**What needs to be done:**
Search the records below for "point"; copy each line that has it.

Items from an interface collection
========================================

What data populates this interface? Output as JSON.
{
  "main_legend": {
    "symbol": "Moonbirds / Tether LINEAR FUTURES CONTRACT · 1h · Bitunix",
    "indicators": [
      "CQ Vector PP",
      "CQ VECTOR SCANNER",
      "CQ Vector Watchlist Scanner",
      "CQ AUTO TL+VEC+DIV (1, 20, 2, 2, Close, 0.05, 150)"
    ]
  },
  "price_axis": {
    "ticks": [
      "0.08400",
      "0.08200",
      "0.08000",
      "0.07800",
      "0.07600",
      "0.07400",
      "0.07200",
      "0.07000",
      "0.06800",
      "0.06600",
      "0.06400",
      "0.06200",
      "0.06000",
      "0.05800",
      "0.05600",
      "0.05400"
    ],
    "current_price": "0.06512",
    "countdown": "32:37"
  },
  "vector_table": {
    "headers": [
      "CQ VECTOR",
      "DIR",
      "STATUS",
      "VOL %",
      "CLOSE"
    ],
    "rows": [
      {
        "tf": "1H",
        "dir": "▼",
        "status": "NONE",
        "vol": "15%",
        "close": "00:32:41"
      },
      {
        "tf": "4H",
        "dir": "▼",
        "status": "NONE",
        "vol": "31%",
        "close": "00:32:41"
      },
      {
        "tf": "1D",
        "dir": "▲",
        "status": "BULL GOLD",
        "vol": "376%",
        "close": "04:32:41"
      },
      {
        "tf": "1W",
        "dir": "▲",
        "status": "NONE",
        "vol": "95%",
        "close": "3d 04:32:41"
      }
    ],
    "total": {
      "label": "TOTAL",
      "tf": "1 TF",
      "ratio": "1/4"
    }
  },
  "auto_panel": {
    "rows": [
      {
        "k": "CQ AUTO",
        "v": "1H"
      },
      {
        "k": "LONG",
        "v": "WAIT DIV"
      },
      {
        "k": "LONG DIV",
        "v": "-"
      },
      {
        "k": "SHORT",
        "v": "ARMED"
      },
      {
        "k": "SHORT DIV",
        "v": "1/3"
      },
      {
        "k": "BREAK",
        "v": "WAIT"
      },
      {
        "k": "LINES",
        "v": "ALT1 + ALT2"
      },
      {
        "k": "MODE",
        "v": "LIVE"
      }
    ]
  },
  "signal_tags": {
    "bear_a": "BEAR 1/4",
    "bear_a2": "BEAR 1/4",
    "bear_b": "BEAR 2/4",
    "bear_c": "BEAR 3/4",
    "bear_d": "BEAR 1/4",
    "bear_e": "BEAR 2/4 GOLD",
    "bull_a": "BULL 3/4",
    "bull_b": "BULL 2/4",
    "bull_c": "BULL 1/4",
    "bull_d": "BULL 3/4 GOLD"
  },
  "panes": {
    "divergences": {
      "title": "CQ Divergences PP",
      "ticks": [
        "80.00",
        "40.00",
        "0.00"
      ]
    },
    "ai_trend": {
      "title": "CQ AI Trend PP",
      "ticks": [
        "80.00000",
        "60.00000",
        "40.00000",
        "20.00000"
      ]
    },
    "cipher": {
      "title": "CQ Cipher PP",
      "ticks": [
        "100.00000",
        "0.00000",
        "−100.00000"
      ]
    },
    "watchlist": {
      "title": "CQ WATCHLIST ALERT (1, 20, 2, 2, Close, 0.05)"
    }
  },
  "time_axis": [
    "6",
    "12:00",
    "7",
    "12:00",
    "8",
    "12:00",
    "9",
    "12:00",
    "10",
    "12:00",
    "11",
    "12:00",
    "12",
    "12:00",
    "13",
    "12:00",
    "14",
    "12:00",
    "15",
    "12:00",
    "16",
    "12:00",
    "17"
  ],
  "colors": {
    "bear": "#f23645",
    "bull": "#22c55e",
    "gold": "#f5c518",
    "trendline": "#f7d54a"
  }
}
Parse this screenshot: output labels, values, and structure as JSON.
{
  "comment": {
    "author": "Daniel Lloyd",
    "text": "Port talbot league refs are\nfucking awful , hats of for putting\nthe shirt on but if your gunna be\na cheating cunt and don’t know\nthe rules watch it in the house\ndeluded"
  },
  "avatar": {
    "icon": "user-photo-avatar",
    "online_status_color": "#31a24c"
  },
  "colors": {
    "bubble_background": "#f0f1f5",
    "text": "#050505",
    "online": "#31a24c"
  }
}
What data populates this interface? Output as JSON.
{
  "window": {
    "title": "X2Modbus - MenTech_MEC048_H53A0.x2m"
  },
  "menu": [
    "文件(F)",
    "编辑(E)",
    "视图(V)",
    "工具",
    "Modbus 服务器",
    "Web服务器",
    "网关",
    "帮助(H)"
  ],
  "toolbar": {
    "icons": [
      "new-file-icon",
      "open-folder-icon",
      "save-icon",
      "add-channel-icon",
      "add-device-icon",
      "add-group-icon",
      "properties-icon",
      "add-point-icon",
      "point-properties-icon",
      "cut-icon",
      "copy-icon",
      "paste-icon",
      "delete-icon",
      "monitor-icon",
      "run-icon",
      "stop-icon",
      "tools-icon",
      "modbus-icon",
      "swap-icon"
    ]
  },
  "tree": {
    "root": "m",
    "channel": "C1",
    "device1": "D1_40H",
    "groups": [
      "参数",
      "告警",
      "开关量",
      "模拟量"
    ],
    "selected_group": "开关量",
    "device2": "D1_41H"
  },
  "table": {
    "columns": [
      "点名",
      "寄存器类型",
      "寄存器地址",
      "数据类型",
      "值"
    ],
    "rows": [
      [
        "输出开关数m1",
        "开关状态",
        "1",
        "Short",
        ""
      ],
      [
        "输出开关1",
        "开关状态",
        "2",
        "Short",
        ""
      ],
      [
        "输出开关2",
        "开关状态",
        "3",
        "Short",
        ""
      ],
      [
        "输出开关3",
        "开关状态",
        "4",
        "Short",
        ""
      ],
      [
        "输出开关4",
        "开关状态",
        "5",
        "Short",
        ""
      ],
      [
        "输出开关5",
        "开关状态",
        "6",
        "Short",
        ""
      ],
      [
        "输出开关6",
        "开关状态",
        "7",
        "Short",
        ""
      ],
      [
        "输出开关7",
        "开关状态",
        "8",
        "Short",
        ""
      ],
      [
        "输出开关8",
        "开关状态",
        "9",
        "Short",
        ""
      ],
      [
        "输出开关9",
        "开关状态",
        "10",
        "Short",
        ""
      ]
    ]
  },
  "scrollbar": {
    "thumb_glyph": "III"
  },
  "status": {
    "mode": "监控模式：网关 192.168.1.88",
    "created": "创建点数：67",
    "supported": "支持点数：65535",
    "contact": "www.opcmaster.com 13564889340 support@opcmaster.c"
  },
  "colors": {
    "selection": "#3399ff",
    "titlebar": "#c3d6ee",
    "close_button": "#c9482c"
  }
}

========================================

**Exercise response:**
      "add-point-icon",
      "point-properties-icon",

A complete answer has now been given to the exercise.